Task data =>
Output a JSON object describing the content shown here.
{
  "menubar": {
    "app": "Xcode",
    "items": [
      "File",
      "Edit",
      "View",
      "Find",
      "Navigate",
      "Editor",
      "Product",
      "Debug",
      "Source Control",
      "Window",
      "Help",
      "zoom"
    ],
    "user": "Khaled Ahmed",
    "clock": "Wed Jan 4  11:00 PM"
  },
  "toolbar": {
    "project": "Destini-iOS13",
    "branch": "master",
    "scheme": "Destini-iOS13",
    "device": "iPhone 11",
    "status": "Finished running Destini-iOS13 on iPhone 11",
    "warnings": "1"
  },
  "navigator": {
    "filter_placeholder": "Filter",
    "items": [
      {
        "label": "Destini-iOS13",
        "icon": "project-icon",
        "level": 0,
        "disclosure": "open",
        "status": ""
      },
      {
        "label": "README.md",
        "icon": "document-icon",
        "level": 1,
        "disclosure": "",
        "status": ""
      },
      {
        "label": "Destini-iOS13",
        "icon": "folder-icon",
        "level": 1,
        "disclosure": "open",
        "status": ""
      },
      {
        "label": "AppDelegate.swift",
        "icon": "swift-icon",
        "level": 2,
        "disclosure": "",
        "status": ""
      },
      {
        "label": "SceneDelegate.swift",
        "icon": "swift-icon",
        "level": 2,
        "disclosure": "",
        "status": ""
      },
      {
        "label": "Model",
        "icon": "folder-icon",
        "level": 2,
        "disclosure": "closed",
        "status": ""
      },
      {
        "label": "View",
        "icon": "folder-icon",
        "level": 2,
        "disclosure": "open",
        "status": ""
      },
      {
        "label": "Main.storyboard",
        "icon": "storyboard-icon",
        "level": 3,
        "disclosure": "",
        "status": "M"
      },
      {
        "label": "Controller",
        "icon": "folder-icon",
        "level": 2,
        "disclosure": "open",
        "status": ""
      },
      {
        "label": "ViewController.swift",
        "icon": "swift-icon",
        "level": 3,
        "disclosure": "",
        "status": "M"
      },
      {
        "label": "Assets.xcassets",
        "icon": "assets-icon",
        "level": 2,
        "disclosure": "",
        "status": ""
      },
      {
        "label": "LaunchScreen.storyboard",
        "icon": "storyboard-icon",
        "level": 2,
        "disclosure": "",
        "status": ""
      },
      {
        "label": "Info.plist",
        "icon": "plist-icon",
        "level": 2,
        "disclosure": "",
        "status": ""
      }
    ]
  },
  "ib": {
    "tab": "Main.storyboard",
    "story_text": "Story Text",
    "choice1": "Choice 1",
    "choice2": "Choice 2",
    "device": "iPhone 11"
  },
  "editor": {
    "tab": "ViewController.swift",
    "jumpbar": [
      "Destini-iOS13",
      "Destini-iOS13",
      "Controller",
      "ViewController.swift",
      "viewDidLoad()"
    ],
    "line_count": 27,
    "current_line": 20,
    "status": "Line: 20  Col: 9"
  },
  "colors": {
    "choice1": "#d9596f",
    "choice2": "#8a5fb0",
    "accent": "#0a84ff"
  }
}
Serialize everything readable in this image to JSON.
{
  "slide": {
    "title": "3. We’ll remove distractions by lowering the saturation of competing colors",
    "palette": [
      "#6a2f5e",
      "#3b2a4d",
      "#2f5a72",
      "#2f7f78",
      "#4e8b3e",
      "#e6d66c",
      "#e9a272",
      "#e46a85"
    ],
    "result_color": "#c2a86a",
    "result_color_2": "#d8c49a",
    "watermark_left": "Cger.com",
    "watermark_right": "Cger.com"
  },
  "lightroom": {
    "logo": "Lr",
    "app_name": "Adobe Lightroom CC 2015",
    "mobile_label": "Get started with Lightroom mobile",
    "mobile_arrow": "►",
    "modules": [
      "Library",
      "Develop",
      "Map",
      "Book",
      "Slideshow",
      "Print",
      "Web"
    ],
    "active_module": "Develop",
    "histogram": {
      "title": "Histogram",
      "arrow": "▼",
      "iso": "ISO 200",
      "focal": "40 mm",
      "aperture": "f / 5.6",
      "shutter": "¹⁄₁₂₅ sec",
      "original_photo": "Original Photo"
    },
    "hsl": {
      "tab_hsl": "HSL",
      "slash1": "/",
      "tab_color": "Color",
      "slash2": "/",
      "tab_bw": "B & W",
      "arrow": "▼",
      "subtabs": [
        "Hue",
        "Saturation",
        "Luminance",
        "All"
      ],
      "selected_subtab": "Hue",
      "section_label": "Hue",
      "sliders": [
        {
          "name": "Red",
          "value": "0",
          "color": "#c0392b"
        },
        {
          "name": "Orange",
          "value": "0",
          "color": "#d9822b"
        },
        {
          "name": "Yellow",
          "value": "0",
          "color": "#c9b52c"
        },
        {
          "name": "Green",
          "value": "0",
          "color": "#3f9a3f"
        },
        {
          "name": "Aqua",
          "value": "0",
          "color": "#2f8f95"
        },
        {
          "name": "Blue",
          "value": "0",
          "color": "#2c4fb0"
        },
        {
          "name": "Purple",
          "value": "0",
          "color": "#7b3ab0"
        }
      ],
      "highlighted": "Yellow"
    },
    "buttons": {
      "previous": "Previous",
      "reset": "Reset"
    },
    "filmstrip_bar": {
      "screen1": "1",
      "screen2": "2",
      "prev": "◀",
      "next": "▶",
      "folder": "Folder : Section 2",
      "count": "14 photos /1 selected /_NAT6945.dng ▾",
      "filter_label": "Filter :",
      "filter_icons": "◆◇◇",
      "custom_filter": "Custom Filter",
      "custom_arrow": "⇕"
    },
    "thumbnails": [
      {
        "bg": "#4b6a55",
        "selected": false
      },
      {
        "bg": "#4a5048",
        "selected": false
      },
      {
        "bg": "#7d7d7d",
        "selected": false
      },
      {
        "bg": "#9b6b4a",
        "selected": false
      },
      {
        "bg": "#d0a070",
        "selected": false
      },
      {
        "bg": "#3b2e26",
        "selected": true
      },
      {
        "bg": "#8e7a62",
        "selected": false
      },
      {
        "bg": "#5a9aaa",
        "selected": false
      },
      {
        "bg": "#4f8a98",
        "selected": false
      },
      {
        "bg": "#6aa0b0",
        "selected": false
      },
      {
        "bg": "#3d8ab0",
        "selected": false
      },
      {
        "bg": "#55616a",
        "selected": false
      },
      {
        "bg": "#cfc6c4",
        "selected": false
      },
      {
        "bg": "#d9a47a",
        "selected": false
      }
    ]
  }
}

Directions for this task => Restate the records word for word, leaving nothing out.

Problem solution =>
Output a JSON object describing the content shown here.
{
  "menubar": {
    "app": "Xcode",
    "items": [
      "File",
      "Edit",
      "View",
      "Find",
      "Navigate",
      "Editor",
      "Product",
      "Debug",
      "Source Control",
      "Window",
      "Help",
      "zoom"
    ],
    "user": "Khaled Ahmed",
    "clock": "Wed Jan 4  11:00 PM"
  },
  "toolbar": {
    "project": "Destini-iOS13",
    "branch": "master",
    "scheme": "Destini-iOS13",
    "device": "iPhone 11",
    "status": "Finished running Destini-iOS13 on iPhone 11",
    "warnings": "1"
  },
  "navigator": {
    "filter_placeholder": "Filter",
    "items": [
      {
        "label": "Destini-iOS13",
        "icon": "project-icon",
        "level": 0,
        "disclosure": "open",
        "status": ""
      },
      {
        "label": "README.md",
        "icon": "document-icon",
        "level": 1,
        "disclosure": "",
        "status": ""
      },
      {
        "label": "Destini-iOS13",
        "icon": "folder-icon",
        "level": 1,
        "disclosure": "open",
        "status": ""
      },
      {
        "label": "AppDelegate.swift",
        "icon": "swift-icon",
        "level": 2,
        "disclosure": "",
        "status": ""
      },
      {
        "label": "SceneDelegate.swift",
        "icon": "swift-icon",
        "level": 2,
        "disclosure": "",
        "status": ""
      },
      {
        "label": "Model",
        "icon": "folder-icon",
        "level": 2,
        "disclosure": "closed",
        "status": ""
      },
      {
        "label": "View",
        "icon": "folder-icon",
        "level": 2,
        "disclosure": "open",
        "status": ""
      },
      {
        "label": "Main.storyboard",
        "icon": "storyboard-icon",
        "level": 3,
        "disclosure": "",
        "status": "M"
      },
      {
        "label": "Controller",
        "icon": "folder-icon",
        "level": 2,
        "disclosure": "open",
        "status": ""
      },
      {
        "label": "ViewController.swift",
        "icon": "swift-icon",
        "level": 3,
        "disclosure": "",
        "status": "M"
      },
      {
        "label": "Assets.xcassets",
        "icon": "assets-icon",
        "level": 2,
        "disclosure": "",
        "status": ""
      },
      {
        "label": "LaunchScreen.storyboard",
        "icon": "storyboard-icon",
        "level": 2,
        "disclosure": "",
        "status": ""
      },
      {
        "label": "Info.plist",
        "icon": "plist-icon",
        "level": 2,
        "disclosure": "",
        "status": ""
      }
    ]
  },
  "ib": {
    "tab": "Main.storyboard",
    "story_text": "Story Text",
    "choice1": "Choice 1",
    "choice2": "Choice 2",
    "device": "iPhone 11"
  },
  "editor": {
    "tab": "ViewController.swift",
    "jumpbar": [
      "Destini-iOS13",
      "Destini-iOS13",
      "Controller",
      "ViewController.swift",
      "viewDidLoad()"
    ],
    "line_count": 27,
    "current_line": 20,
    "status": "Line: 20  Col: 9"
  },
  "colors": {
    "choice1": "#d9596f",
    "choice2": "#8a5fb0",
    "accent": "#0a84ff"
  }
}
Serialize everything readable in this image to JSON.
{
  "slide": {
    "title": "3. We’ll remove distractions by lowering the saturation of competing colors",
    "palette": [
      "#6a2f5e",
      "#3b2a4d",
      "#2f5a72",
      "#2f7f78",
      "#4e8b3e",
      "#e6d66c",
      "#e9a272",
      "#e46a85"
    ],
    "result_color": "#c2a86a",
    "result_color_2": "#d8c49a",
    "watermark_left": "Cger.com",
    "watermark_right": "Cger.com"
  },
  "lightroom": {
    "logo": "Lr",
    "app_name": "Adobe Lightroom CC 2015",
    "mobile_label": "Get started with Lightroom mobile",
    "mobile_arrow": "►",
    "modules": [
      "Library",
      "Develop",
      "Map",
      "Book",
      "Slideshow",
      "Print",
      "Web"
    ],
    "active_module": "Develop",
    "histogram": {
      "title": "Histogram",
      "arrow": "▼",
      "iso": "ISO 200",
      "focal": "40 mm",
      "aperture": "f / 5.6",
      "shutter": "¹⁄₁₂₅ sec",
      "original_photo": "Original Photo"
    },
    "hsl": {
      "tab_hsl": "HSL",
      "slash1": "/",
      "tab_color": "Color",
      "slash2": "/",
      "tab_bw": "B & W",
      "arrow": "▼",
      "subtabs": [
        "Hue",
        "Saturation",
        "Luminance",
        "All"
      ],
      "selected_subtab": "Hue",
      "section_label": "Hue",
      "sliders": [
        {
          "name": "Red",
          "value": "0",
          "color": "#c0392b"
        },
        {
          "name": "Orange",
          "value": "0",
          "color": "#d9822b"
        },
        {
          "name": "Yellow",
          "value": "0",
          "color": "#c9b52c"
        },
        {
          "name": "Green",
          "value": "0",
          "color": "#3f9a3f"
        },
        {
          "name": "Aqua",
          "value": "0",
          "color": "#2f8f95"
        },
        {
          "name": "Blue",
          "value": "0",
          "color": "#2c4fb0"
        },
        {
          "name": "Purple",
          "value": "0",
          "color": "#7b3ab0"
        }
      ],
      "highlighted": "Yellow"
    },
    "buttons": {
      "previous": "Previous",
      "reset": "Reset"
    },
    "filmstrip_bar": {
      "screen1": "1",
      "screen2": "2",
      "prev": "◀",
      "next": "▶",
      "folder": "Folder : Section 2",
      "count": "14 photos /1 selected /_NAT6945.dng ▾",
      "filter_label": "Filter :",
      "filter_icons": "◆◇◇",
      "custom_filter": "Custom Filter",
      "custom_arrow": "⇕"
    },
    "thumbnails": [
      {
        "bg": "#4b6a55",
        "selected": false
      },
      {
        "bg": "#4a5048",
        "selected": false
      },
      {
        "bg": "#7d7d7d",
        "selected": false
      },
      {
        "bg": "#9b6b4a",
        "selected": false
      },
      {
        "bg": "#d0a070",
        "selected": false
      },
      {
        "bg": "#3b2e26",
        "selected": true
      },
      {
        "bg": "#8e7a62",
        "selected": false
      },
      {
        "bg": "#5a9aaa",
        "selected": false
      },
      {
        "bg": "#4f8a98",
        "selected": false
      },
      {
        "bg": "#6aa0b0",
        "selected": false
      },
      {
        "bg": "#3d8ab0",
        "selected": false
      },
      {
        "bg": "#55616a",
        "selected": false
      },
      {
        "bg": "#cfc6c4",
        "selected": false
      },
      {
        "bg": "#d9a47a",
        "selected": false
      }
    ]
  }
}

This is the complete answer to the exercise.